>>>

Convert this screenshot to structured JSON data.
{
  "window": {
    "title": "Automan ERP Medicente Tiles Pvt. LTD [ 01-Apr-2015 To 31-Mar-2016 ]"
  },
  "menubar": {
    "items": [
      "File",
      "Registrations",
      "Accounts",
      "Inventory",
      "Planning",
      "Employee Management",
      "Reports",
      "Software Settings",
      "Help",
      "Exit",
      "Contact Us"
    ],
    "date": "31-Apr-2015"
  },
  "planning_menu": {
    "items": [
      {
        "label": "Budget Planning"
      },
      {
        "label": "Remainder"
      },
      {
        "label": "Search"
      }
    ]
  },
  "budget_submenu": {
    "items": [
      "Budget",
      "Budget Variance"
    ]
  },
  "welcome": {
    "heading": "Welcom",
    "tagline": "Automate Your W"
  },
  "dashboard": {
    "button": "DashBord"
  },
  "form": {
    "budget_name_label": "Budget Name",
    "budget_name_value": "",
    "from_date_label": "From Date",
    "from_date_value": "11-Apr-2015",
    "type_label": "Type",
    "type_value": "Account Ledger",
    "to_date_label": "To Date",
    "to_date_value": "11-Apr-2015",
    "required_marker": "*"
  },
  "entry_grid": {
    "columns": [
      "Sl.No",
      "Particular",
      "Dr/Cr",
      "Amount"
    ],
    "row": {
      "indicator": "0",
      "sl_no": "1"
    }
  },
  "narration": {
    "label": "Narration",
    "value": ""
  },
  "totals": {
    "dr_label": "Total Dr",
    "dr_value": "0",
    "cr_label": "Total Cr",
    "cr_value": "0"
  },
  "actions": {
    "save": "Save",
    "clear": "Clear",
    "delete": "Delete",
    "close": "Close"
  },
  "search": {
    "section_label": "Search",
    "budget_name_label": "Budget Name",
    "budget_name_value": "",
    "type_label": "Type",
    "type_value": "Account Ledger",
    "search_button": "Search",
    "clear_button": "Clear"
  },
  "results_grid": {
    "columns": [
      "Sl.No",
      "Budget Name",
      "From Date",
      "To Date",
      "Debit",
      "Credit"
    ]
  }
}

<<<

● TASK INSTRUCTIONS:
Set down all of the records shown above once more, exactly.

● WORKED SOLUTION:
Convert this screenshot to structured JSON data.
{
  "window": {
    "title": "Automan ERP Medicente Tiles Pvt. LTD [ 01-Apr-2015 To 31-Mar-2016 ]"
  },
  "menubar": {
    "items": [
      "File",
      "Registrations",
      "Accounts",
      "Inventory",
      "Planning",
      "Employee Management",
      "Reports",
      "Software Settings",
      "Help",
      "Exit",
      "Contact Us"
    ],
    "date": "31-Apr-2015"
  },
  "planning_menu": {
    "items": [
      {
        "label": "Budget Planning"
      },
      {
        "label": "Remainder"
      },
      {
        "label": "Search"
      }
    ]
  },
  "budget_submenu": {
    "items": [
      "Budget",
      "Budget Variance"
    ]
  },
  "welcome": {
    "heading": "Welcom",
    "tagline": "Automate Your W"
  },
  "dashboard": {
    "button": "DashBord"
  },
  "form": {
    "budget_name_label": "Budget Name",
    "budget_name_value": "",
    "from_date_label": "From Date",
    "from_date_value": "11-Apr-2015",
    "type_label": "Type",
    "type_value": "Account Ledger",
    "to_date_label": "To Date",
    "to_date_value": "11-Apr-2015",
    "required_marker": "*"
  },
  "entry_grid": {
    "columns": [
      "Sl.No",
      "Particular",
      "Dr/Cr",
      "Amount"
    ],
    "row": {
      "indicator": "0",
      "sl_no": "1"
    }
  },
  "narration": {
    "label": "Narration",
    "value": ""
  },
  "totals": {
    "dr_label": "Total Dr",
    "dr_value": "0",
    "cr_label": "Total Cr",
    "cr_value": "0"
  },
  "actions": {
    "save": "Save",
    "clear": "Clear",
    "delete": "Delete",
    "close": "Close"
  },
  "search": {
    "section_label": "Search",
    "budget_name_label": "Budget Name",
    "budget_name_value": "",
    "type_label": "Type",
    "type_value": "Account Ledger",
    "search_button": "Search",
    "clear_button": "Clear"
  },
  "results_grid": {
    "columns": [
      "Sl.No",
      "Budget Name",
      "From Date",
      "To Date",
      "Debit",
      "Credit"
    ]
  }
}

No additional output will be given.